Exercise requirements:
Among the records below, find each line bearing the word "Free" and copy it.

Input for this task:
====
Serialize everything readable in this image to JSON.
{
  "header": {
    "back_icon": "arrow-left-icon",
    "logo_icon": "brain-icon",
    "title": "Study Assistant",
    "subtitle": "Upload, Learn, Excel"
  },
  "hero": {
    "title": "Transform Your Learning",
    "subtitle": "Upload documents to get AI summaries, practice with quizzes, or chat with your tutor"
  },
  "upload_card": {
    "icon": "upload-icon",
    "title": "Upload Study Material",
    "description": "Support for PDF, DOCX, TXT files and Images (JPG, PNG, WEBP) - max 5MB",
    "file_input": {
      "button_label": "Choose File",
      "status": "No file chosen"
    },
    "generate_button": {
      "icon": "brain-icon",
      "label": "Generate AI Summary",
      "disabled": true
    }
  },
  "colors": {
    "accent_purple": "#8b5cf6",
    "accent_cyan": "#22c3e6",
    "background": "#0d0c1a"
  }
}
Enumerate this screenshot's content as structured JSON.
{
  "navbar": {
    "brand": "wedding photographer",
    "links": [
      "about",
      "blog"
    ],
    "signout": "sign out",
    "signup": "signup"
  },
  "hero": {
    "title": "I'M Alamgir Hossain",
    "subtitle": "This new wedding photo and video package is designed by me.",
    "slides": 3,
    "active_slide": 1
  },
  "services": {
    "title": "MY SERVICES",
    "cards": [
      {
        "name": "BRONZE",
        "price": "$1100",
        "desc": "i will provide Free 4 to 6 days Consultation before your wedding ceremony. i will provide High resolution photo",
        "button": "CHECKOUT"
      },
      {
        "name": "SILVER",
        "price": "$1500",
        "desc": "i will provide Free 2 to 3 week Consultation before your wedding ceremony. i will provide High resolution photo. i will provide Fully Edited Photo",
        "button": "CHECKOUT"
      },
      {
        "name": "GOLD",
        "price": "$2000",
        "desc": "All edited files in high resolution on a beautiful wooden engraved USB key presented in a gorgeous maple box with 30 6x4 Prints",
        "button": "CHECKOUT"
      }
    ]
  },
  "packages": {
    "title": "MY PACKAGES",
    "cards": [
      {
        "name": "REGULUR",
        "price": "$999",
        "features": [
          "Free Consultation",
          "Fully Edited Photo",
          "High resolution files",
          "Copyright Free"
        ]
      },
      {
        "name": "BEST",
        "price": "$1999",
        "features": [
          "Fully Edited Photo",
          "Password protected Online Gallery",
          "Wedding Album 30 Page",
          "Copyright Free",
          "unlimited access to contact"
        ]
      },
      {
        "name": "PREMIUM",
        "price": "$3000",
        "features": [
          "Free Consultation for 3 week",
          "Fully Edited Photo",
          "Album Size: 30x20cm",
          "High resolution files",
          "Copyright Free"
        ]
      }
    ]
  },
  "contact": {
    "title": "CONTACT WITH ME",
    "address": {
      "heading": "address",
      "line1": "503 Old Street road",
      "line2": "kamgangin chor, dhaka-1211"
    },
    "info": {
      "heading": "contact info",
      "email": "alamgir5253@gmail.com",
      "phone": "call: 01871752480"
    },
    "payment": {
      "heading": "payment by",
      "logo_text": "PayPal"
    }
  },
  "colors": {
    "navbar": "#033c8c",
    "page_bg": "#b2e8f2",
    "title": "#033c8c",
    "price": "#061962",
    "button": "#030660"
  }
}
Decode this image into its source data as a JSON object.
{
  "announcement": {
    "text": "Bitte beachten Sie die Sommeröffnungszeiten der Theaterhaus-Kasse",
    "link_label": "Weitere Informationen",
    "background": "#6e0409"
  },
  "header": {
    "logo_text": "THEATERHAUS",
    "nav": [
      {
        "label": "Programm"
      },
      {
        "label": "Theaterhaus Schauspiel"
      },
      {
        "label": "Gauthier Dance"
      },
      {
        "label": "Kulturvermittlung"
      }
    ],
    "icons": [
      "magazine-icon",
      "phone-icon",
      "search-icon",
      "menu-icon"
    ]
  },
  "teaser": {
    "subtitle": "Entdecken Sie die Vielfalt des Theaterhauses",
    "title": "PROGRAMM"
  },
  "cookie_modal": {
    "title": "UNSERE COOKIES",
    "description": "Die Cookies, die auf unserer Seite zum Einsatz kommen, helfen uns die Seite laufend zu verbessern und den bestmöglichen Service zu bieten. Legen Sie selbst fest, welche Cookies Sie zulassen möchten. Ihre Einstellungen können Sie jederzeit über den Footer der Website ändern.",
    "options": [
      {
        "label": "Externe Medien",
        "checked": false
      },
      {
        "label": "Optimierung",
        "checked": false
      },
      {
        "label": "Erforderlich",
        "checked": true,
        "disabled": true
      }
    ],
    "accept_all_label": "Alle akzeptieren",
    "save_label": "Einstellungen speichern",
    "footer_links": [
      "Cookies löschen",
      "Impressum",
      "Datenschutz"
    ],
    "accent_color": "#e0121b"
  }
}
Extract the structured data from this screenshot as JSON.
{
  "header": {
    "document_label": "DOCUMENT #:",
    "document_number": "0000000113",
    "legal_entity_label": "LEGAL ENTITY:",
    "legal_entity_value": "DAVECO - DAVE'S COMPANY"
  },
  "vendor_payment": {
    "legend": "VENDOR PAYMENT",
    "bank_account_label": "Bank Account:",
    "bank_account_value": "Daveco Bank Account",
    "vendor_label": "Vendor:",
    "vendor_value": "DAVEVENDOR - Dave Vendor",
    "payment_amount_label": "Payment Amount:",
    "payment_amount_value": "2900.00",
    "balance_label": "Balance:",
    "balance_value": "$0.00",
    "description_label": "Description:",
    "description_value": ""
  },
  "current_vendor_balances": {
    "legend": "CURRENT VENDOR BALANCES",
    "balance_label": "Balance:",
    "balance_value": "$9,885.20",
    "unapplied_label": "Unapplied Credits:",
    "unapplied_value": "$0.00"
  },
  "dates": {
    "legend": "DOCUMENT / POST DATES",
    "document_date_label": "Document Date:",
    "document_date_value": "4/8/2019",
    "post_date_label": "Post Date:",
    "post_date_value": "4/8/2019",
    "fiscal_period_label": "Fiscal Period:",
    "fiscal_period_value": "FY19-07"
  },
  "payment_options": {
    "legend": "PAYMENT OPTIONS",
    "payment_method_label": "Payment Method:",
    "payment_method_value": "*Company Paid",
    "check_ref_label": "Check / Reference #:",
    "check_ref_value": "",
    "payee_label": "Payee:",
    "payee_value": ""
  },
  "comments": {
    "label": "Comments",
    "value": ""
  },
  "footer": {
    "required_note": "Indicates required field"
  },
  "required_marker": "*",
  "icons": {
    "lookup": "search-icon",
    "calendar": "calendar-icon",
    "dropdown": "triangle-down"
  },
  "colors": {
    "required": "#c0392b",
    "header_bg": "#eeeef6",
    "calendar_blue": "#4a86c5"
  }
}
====
Task solution:
        "desc": "i will provide Free 4 to 6 days Consultation before your wedding ceremony. i will provide High resolution photo",
        "desc": "i will provide Free 2 to 3 week Consultation before your wedding ceremony. i will provide High resolution photo. i will provide Fully Edited Photo",
          "Free Consultation",
          "Copyright Free"
          "Copyright Free",
          "Free Consultation for 3 week",
          "Copyright Free"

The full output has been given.